*** Begin section ***
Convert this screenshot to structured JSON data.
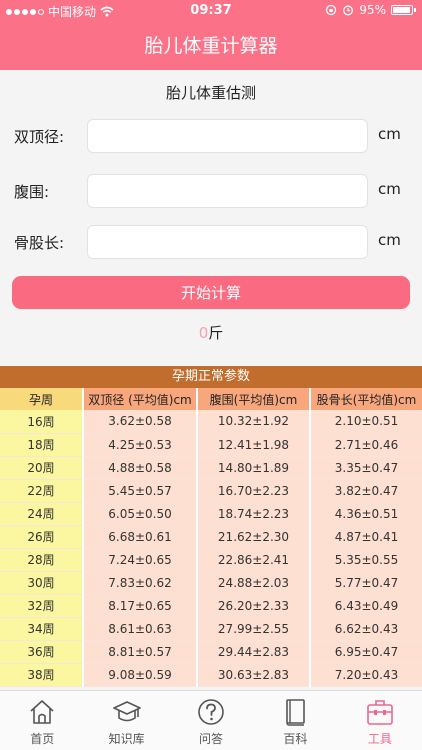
{
  "status_bar": {
    "carrier": "中国移动",
    "time": "09:37",
    "battery": "95%"
  },
  "nav": {
    "title": "胎儿体重计算器"
  },
  "form": {
    "title": "胎儿体重估测",
    "fields": [
      {
        "label": "双顶径:",
        "unit": "cm",
        "value": "",
        "placeholder": ""
      },
      {
        "label": "腹围:",
        "unit": "cm",
        "value": "",
        "placeholder": ""
      },
      {
        "label": "骨股长:",
        "unit": "cm",
        "value": "",
        "placeholder": ""
      }
    ],
    "button_label": "开始计算",
    "result_value": "0",
    "result_unit": "斤"
  },
  "table": {
    "title": "孕期正常参数",
    "headers": [
      "孕周",
      "双顶径 (平均值)cm",
      "腹围(平均值)cm",
      "股骨长(平均值)cm"
    ],
    "rows": [
      [
        "16周",
        "3.62±0.58",
        "10.32±1.92",
        "2.10±0.51"
      ],
      [
        "18周",
        "4.25±0.53",
        "12.41±1.98",
        "2.71±0.46"
      ],
      [
        "20周",
        "4.88±0.58",
        "14.80±1.89",
        "3.35±0.47"
      ],
      [
        "22周",
        "5.45±0.57",
        "16.70±2.23",
        "3.82±0.47"
      ],
      [
        "24周",
        "6.05±0.50",
        "18.74±2.23",
        "4.36±0.51"
      ],
      [
        "26周",
        "6.68±0.61",
        "21.62±2.30",
        "4.87±0.41"
      ],
      [
        "28周",
        "7.24±0.65",
        "22.86±2.41",
        "5.35±0.55"
      ],
      [
        "30周",
        "7.83±0.62",
        "24.88±2.03",
        "5.77±0.47"
      ],
      [
        "32周",
        "8.17±0.65",
        "26.20±2.33",
        "6.43±0.49"
      ],
      [
        "34周",
        "8.61±0.63",
        "27.99±2.55",
        "6.62±0.43"
      ],
      [
        "36周",
        "8.81±0.57",
        "29.44±2.83",
        "6.95±0.47"
      ],
      [
        "38周",
        "9.08±0.59",
        "30.63±2.83",
        "7.20±0.43"
      ]
    ]
  },
  "tabs": [
    {
      "label": "首页",
      "icon": "home-icon"
    },
    {
      "label": "知识库",
      "icon": "graduation-cap-icon"
    },
    {
      "label": "问答",
      "icon": "question-icon"
    },
    {
      "label": "百科",
      "icon": "book-icon"
    },
    {
      "label": "工具",
      "icon": "toolbox-icon",
      "active": true
    }
  ],
  "colors": {
    "brand": "#fb7288",
    "button": "#fa6a80",
    "table_title": "#c06d2d",
    "active_tab": "#f0668b"
  }
}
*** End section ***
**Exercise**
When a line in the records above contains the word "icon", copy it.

**Answer to the problem**
      "icon": "home-icon"
      "icon": "graduation-cap-icon"
      "icon": "question-icon"
      "icon": "book-icon"
      "icon": "toolbox-icon",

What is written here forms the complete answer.